I have textured a gluSphere with a mercator map of the planet Mercury. It’s lit and has material applied (low ambient, high diffuse, no specular or emission). The light source has similar properties. I rotate a camera slowly around the sphere to give the viewer the effect of orbiting Mercury.
I’m happy with the lighting, but one thing that bothers me is that as it rotates, the texture appears to be “sparkling” in certain, more complex regions of the map. I’ve tried using fog to hide this to no avail. I’ve twiddled with the light, texture, and material properties to no avail.
I’m sure that I haven’t given enough information here, but I’m hoping that this effect I’m seeing is common and someone will be able to help just from this description.
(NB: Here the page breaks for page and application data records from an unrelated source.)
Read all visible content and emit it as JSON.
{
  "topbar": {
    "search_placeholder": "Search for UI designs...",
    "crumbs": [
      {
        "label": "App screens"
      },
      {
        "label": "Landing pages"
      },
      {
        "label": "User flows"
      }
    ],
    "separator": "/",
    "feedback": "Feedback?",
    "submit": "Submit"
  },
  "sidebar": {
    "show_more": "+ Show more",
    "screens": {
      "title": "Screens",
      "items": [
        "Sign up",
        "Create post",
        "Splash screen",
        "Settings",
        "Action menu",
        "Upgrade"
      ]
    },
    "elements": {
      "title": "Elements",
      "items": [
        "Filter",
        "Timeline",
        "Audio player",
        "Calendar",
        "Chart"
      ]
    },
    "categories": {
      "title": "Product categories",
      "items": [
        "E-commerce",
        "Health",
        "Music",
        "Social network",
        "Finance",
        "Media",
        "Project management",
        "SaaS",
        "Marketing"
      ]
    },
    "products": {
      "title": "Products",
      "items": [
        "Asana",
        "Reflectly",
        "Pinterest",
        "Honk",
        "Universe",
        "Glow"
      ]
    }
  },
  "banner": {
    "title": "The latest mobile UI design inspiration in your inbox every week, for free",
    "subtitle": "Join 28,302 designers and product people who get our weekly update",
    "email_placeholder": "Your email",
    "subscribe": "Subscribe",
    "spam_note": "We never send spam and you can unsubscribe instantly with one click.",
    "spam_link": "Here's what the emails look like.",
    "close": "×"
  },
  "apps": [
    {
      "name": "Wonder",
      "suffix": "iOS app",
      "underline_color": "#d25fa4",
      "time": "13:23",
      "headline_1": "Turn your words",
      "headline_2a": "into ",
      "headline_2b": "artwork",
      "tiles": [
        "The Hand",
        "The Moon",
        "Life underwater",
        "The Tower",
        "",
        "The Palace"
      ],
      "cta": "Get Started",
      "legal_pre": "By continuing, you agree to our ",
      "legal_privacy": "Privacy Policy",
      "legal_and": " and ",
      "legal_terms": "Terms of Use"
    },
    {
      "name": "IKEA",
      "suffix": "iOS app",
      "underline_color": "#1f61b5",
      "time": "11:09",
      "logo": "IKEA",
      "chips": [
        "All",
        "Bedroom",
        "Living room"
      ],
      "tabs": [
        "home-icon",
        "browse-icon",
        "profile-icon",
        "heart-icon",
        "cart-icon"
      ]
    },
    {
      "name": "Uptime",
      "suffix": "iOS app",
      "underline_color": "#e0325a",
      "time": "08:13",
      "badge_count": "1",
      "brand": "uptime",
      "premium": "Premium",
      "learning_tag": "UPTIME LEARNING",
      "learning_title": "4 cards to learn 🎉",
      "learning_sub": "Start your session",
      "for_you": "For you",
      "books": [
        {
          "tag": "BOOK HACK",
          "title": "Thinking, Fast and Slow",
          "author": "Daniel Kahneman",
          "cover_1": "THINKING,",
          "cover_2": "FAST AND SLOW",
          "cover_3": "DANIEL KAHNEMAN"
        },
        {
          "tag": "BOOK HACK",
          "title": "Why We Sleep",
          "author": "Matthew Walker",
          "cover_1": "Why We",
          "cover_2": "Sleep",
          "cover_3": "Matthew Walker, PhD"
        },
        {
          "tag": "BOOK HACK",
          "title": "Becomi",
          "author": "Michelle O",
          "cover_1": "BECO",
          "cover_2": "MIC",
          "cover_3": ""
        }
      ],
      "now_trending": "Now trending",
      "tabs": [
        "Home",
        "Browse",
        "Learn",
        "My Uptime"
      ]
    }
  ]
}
I’d post code, but it’s subdivided across several classes in a medium sized project. Please let me know any other pieces of information that would be helpful.
You need to modify the texture filtering.
Using glTexParameter make the minification filter GL_LINEAR_MIPMAP_LINEAR and make sure you load all the levels of MIP image, or use glubuild2DMipMaps to load your texture image.
That was it…thanks! Could it have been the mag filter? It also works without using mipmaps but by specifying GL_LINEAR as my min and mag filters and using glTexImage2d(). This is a single texture stretched over a lot of polys (a gluSphere).
Anyway, thanks a lot. This has been puzzling me for a while. Time to finally learn how texture mapping works.
Magfilter helps too but generally this replaces tiling when you’re zoomed into a texture with a smooth blurred effect, it will stop texture aliasing (your problem)especially when the texture is close to 1:1 or larger on screen probably up to 2:1 before you really notice the discrete tiles depending on projection etc.
Linear will definitely help the minfilter, the issue is really the degree of minification. A linear filter will be better under minification than a nearest filter, but under extreme minification it will start to alias again. So then you will need MIP mapping to counter the new artifacts, MIP mapping is also usually faster under heavy minification thanks to the better behaved texture cache and data access pattern.
But hey, whatever works.
[This message has been edited by dorbie (edited 01-22-2004).]
I actually went with the mipmap solution, but tried just the linear filters first (because it was quick and easy!). What’s the best treatment of the subject in your opinion? The Red Book?